Over 70 of the islands’ 94 primary and secondary schools are among the 89 shelters currently hosting over 4,000 residents from the designated red zone who were given a mandatory order to evacuate the areas near the volcano. Between 16 – 20,000 residents were evacuated, with many finding temporary accommodation on their own.

 

young girls are seen using safe drinking water outside of a shelter in Saint Vincent.
UNICEF/UN0441962/Garraway
Dos niñas se proveen de agua potable fuera de un albergue en San Vicente.

Schools were closed in December 2020 as the government implemented strict measures to address rising COVID-19 cases. Since then, cases have declined and a vaccination programme – targeting  teachers, among other key sectors of the population – influenced authorities to give the green light to a resumption of in- person education.

Seventeen -year-old secondary school Jenique Matthias said the school closure is a big setback for her as she was in an advantaged stage of preparing for the Caribbean-wide Caribbean Examination Council’s school leaving proficiency exam which could largely determine her access to  higher studies and determine her employment prospects.

Jenique Matthias
Orvil Samuel
Jenique Matthias, 17, longs to get back to school to continue her education.

 “I can’t get to study now or complete the school-based part of the exams,” she said, adding that self-studying in the shelter is hard because of the lack of privacy.

“This has all impacted me significantly,” Jenique adds.

With the country still struggling to come to grips with life in the aftermath of a volcano spewing ash and pyroclastic flows daily, online education has also been suspended.

UNICEF Representative for the Eastern Caribbean Area Dr Aloys Kamuragiye said the agency remains  focussed on responding to the immediate needs of displaced citizens.  An initial shipment of water and sanitation supplies which reached Saint Vincent within 24 hours of the eruption has been supplemented with additional shipments of personal protective equipment.

“The situation is still very dire for children and their families and we are continuing to work with authorities to respond to the immediate basic needs in this phase. At the same time, we are carrying out the needs assessment and will work to help return the situation in Saint Vincent to normalcy as soon as possible,” Dr. Kamuragiye maintained.

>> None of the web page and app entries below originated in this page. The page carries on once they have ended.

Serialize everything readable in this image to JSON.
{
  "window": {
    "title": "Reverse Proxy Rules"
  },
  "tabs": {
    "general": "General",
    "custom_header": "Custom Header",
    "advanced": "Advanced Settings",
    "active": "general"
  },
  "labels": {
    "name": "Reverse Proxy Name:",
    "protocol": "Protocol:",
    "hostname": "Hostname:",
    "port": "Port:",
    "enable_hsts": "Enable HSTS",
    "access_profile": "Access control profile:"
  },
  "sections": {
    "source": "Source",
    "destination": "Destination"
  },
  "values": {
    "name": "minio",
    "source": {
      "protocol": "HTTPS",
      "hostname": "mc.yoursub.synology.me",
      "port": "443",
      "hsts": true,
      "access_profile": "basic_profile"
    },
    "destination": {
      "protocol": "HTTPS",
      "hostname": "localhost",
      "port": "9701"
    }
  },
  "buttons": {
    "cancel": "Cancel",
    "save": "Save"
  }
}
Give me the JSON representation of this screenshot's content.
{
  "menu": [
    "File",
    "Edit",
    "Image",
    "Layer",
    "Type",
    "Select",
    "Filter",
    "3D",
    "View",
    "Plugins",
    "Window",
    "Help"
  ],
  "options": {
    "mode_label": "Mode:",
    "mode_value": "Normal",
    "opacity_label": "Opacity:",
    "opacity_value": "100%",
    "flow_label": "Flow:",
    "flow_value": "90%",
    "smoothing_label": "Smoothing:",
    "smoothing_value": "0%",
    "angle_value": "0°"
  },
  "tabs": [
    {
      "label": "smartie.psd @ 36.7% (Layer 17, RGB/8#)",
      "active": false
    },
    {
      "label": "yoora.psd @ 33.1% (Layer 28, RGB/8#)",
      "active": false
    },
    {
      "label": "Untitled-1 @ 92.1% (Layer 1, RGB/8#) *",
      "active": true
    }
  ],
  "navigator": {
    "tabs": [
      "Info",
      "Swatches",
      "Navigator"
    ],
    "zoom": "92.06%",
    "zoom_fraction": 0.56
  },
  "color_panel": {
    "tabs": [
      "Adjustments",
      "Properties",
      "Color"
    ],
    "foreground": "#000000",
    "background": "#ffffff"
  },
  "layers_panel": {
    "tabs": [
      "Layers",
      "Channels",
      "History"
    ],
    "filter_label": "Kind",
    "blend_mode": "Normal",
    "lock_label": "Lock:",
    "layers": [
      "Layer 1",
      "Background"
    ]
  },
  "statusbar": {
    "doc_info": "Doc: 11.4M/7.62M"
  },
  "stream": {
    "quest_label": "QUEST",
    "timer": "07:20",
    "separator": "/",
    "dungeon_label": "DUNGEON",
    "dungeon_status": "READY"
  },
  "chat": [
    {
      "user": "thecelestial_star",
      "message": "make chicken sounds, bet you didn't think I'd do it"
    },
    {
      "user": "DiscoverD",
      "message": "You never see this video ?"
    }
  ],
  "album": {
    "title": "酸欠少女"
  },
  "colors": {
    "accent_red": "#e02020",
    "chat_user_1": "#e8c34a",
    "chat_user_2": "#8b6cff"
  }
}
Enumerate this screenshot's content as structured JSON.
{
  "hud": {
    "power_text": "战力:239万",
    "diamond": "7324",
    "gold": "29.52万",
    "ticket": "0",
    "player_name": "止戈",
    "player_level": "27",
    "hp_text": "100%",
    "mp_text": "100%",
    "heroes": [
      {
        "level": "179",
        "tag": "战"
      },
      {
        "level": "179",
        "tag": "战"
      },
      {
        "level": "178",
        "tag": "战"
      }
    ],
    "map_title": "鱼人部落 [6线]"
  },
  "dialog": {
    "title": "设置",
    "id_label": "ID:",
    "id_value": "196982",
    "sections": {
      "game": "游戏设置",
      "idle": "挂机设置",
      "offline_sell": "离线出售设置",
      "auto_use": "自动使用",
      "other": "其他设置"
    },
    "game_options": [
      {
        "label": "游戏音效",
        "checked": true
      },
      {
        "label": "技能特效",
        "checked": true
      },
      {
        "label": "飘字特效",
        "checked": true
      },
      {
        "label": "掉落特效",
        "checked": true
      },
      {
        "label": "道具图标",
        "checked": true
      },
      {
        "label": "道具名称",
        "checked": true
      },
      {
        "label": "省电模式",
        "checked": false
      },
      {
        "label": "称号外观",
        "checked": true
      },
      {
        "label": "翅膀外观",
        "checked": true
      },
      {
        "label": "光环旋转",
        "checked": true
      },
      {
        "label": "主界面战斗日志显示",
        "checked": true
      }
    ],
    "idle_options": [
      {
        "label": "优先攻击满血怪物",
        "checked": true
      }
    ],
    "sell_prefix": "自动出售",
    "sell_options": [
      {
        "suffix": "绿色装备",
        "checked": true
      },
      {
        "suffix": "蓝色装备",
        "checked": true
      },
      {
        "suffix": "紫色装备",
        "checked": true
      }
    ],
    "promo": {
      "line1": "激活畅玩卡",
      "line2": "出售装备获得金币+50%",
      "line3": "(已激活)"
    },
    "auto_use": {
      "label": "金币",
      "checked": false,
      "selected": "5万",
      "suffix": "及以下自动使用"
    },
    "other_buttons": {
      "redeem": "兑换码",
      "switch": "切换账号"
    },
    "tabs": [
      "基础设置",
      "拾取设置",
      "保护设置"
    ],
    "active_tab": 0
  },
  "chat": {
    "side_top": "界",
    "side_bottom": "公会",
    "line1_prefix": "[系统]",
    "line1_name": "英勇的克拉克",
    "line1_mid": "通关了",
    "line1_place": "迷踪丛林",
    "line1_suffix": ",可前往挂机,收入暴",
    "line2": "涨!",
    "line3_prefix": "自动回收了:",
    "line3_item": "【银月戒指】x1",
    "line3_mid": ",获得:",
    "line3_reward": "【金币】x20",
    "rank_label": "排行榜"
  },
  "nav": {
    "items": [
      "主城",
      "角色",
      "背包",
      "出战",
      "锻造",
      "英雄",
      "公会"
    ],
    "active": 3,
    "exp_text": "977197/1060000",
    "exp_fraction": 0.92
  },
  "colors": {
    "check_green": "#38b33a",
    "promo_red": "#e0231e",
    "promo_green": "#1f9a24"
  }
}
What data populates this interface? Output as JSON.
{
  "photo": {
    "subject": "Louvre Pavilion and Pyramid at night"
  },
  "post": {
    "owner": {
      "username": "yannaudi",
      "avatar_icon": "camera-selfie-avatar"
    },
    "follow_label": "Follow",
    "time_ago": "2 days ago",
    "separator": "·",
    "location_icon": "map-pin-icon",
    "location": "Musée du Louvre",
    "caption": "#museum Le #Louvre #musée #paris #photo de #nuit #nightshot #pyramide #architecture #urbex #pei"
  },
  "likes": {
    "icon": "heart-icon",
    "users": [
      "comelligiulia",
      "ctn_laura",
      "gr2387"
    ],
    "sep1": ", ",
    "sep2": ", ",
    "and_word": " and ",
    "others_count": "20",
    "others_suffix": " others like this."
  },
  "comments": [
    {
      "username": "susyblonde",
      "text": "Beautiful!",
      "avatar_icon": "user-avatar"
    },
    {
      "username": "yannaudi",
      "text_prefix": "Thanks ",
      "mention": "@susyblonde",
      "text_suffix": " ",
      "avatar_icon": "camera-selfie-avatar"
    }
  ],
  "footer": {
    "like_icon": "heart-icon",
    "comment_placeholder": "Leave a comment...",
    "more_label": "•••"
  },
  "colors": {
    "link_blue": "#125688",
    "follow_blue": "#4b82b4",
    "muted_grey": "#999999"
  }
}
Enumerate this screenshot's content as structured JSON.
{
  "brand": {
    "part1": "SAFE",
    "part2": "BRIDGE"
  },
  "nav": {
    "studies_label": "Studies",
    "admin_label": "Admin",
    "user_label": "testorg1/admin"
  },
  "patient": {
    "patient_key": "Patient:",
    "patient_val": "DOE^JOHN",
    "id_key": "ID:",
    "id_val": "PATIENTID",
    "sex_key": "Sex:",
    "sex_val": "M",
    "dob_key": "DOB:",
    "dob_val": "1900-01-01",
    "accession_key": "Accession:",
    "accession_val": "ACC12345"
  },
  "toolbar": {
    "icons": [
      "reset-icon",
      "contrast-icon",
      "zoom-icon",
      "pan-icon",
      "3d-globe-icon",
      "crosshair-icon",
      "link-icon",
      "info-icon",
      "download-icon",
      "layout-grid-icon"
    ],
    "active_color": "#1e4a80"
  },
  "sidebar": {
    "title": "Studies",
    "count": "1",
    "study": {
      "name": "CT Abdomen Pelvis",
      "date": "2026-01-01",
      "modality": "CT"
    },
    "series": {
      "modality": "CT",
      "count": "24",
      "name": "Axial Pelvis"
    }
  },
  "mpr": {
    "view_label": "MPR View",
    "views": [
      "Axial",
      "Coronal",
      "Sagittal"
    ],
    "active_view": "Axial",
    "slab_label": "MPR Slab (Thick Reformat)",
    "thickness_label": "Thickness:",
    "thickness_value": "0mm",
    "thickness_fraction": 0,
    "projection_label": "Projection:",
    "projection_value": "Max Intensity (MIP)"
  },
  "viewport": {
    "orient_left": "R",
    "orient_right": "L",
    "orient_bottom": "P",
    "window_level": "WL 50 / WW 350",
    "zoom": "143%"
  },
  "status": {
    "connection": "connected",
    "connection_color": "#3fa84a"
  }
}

UNICEF has estimated that it will need an additional US$1.1 million to respond to the immediate needs of children and their families in the next four weeks.

The Bethel High School is now home to over 100 evacuees.
Orvil Samuel
The Bethel High School is now home to over 100 evacuees.